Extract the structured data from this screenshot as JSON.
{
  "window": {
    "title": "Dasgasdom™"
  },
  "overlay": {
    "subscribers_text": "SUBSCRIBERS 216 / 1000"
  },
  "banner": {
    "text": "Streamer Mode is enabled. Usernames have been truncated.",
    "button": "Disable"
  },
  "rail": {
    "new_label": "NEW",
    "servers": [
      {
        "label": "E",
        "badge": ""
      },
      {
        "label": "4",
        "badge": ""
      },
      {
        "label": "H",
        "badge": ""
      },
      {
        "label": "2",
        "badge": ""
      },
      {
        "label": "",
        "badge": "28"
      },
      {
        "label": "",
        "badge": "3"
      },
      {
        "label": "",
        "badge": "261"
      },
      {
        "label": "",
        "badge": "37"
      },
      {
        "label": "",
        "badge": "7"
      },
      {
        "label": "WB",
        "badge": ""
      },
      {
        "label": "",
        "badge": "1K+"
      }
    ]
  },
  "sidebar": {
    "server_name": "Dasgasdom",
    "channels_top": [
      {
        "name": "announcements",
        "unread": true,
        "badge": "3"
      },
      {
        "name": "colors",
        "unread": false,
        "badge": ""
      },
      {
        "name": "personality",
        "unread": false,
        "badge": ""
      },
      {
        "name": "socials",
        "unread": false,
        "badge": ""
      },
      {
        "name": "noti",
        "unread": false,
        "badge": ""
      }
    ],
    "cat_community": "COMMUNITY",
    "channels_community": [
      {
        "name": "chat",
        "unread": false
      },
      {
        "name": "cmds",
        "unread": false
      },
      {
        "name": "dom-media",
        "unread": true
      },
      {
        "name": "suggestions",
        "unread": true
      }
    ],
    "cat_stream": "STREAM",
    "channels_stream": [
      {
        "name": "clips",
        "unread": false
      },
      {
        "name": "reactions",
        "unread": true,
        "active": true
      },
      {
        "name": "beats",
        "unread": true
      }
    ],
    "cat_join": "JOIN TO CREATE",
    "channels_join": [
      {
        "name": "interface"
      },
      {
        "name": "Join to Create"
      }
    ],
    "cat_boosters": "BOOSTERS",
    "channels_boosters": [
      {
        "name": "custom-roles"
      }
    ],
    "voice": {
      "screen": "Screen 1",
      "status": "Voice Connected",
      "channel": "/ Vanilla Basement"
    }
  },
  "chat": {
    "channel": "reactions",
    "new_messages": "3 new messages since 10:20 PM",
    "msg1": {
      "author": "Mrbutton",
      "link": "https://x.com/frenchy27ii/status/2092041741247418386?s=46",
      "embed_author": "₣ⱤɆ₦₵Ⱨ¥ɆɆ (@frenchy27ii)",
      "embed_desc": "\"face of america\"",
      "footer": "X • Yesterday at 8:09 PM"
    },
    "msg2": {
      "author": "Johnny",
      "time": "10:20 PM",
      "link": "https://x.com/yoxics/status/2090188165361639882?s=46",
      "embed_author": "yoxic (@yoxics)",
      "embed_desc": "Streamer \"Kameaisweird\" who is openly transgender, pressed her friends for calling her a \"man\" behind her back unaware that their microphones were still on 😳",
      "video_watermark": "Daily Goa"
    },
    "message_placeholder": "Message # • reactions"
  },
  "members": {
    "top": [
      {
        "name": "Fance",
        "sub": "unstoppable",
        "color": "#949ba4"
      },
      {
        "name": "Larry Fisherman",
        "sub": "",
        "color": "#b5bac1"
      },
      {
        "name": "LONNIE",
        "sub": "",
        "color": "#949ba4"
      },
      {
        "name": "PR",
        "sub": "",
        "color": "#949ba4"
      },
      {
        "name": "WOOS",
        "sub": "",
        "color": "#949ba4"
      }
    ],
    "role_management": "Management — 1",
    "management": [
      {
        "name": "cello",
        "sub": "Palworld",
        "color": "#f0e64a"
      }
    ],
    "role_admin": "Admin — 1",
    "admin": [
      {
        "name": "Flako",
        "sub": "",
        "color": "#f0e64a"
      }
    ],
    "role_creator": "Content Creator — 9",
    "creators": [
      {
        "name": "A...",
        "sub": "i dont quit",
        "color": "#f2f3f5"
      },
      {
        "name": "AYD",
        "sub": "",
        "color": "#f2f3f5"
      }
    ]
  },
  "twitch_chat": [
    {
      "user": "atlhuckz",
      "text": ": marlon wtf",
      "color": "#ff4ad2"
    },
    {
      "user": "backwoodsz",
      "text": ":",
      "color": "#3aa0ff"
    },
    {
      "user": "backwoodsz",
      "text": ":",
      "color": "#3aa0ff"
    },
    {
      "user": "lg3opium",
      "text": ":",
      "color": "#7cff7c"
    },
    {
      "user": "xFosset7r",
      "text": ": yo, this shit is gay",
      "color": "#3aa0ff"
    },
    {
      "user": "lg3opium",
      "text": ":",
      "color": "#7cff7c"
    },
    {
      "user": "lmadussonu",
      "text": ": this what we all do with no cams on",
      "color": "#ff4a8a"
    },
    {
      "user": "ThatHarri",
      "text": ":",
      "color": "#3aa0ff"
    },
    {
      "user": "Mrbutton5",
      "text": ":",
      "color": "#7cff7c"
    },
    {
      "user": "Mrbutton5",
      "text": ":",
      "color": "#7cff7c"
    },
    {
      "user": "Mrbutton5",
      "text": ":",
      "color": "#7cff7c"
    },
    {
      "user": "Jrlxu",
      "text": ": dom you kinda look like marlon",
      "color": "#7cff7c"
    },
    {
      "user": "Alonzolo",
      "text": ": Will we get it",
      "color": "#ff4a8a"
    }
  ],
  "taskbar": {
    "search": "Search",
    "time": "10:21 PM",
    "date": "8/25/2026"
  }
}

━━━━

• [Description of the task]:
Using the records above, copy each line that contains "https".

• [Written response]:
      "link": "https://x.com/frenchy27ii/status/2092041741247418386?s=46",
      "link": "https://x.com/yoxics/status/2090188165361639882?s=46",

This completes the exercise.